• [Exercise aim]: Pull every line holding the word "apenas" from the data below and copy it.
※ ※ ※
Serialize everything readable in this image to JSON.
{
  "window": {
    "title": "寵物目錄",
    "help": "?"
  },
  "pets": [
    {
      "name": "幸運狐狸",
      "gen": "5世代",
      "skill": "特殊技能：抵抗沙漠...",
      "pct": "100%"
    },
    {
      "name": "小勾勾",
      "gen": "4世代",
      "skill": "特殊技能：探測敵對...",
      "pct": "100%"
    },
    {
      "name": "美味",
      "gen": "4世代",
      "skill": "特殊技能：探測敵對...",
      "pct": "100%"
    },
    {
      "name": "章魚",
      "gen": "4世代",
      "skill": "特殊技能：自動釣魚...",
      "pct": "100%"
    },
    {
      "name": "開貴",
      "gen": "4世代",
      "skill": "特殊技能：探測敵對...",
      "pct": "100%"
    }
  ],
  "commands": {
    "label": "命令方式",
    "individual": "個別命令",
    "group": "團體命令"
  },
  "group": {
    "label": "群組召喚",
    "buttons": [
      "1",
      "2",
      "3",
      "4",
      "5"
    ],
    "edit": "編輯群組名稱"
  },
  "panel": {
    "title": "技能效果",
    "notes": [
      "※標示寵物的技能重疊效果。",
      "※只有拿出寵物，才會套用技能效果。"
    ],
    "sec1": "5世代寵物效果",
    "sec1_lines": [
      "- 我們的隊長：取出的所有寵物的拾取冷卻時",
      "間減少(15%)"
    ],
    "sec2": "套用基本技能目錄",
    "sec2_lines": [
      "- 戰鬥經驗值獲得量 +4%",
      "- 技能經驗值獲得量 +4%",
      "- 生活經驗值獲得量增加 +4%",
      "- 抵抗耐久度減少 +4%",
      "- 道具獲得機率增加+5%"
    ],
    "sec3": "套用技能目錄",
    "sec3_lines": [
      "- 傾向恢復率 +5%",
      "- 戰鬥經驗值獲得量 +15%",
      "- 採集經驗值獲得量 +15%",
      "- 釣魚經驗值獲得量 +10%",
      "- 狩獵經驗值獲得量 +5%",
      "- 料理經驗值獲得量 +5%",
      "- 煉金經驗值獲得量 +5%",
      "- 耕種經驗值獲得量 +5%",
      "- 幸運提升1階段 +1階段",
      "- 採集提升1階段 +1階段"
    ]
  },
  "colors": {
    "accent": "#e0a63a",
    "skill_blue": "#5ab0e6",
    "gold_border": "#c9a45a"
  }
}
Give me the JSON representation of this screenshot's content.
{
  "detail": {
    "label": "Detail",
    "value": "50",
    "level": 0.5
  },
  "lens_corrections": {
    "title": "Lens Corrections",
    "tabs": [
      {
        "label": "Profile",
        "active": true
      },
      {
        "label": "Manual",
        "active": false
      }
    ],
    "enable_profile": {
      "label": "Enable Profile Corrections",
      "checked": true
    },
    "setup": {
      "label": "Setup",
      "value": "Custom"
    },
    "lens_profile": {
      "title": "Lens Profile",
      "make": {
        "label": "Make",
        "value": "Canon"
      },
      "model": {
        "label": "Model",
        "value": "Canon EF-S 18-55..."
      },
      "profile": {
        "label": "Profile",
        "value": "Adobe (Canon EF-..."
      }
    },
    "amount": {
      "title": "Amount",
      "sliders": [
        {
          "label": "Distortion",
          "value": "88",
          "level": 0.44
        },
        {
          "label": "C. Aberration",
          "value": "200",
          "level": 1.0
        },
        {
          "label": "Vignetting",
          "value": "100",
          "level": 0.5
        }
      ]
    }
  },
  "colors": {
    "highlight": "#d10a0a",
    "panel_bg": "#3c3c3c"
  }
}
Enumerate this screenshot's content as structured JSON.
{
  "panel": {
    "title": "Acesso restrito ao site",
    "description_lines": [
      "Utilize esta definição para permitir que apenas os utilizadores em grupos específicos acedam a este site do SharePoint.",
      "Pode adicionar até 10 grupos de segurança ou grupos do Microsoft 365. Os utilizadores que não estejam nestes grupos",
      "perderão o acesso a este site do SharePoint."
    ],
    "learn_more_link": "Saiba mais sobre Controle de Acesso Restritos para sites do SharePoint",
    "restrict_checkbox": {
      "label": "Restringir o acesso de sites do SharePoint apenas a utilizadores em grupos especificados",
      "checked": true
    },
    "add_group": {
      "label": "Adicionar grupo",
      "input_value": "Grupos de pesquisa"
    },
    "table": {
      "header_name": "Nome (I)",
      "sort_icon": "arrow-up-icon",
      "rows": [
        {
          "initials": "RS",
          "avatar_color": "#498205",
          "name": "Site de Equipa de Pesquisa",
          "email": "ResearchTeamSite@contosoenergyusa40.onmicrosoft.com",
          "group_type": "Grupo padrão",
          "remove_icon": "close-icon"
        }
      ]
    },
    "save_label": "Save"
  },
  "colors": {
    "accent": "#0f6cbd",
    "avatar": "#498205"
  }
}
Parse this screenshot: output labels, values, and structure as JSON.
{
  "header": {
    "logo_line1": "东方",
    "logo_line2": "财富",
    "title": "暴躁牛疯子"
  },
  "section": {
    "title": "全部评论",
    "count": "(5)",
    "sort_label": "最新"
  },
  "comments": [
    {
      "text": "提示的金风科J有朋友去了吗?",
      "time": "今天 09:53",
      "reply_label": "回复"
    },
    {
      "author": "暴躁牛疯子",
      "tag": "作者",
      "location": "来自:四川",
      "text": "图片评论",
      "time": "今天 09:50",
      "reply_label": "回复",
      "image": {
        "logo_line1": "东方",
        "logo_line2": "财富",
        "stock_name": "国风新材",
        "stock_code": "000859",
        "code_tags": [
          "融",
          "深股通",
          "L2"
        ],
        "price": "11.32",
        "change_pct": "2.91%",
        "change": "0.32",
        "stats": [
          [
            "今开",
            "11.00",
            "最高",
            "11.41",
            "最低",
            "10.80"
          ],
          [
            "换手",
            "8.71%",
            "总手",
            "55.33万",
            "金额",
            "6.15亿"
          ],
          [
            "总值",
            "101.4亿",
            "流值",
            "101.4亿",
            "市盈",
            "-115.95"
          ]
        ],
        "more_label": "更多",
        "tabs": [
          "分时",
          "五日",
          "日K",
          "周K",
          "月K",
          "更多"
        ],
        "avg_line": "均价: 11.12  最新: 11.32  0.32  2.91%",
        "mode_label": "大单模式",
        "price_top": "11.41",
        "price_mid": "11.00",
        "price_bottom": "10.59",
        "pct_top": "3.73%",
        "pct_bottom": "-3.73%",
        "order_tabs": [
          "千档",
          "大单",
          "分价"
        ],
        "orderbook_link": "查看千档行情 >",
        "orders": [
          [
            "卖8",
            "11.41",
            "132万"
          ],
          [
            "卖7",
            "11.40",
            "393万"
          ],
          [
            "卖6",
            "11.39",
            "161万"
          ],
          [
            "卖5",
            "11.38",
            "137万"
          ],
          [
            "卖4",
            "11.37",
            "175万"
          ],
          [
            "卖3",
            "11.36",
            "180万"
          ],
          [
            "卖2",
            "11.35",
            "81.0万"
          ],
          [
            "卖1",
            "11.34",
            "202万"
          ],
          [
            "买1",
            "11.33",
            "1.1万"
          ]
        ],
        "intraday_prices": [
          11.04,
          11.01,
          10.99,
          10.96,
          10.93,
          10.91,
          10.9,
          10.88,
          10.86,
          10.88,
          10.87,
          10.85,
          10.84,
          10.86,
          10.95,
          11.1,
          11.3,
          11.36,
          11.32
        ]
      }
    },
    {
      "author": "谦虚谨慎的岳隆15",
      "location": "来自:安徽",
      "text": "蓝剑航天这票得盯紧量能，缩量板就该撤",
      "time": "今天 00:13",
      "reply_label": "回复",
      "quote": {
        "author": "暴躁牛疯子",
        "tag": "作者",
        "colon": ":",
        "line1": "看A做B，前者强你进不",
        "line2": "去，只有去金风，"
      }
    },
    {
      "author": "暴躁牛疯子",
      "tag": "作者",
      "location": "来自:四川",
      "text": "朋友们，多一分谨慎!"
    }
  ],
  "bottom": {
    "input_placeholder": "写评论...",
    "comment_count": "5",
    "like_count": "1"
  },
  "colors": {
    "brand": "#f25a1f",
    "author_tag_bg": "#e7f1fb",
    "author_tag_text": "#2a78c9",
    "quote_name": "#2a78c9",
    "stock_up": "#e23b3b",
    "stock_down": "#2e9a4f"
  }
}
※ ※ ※
• [Reply]:
      "Utilize esta definição para permitir que apenas os utilizadores em grupos específicos acedam a este site do SharePoint.",
      "label": "Restringir o acesso de sites do SharePoint apenas a utilizadores em grupos especificados",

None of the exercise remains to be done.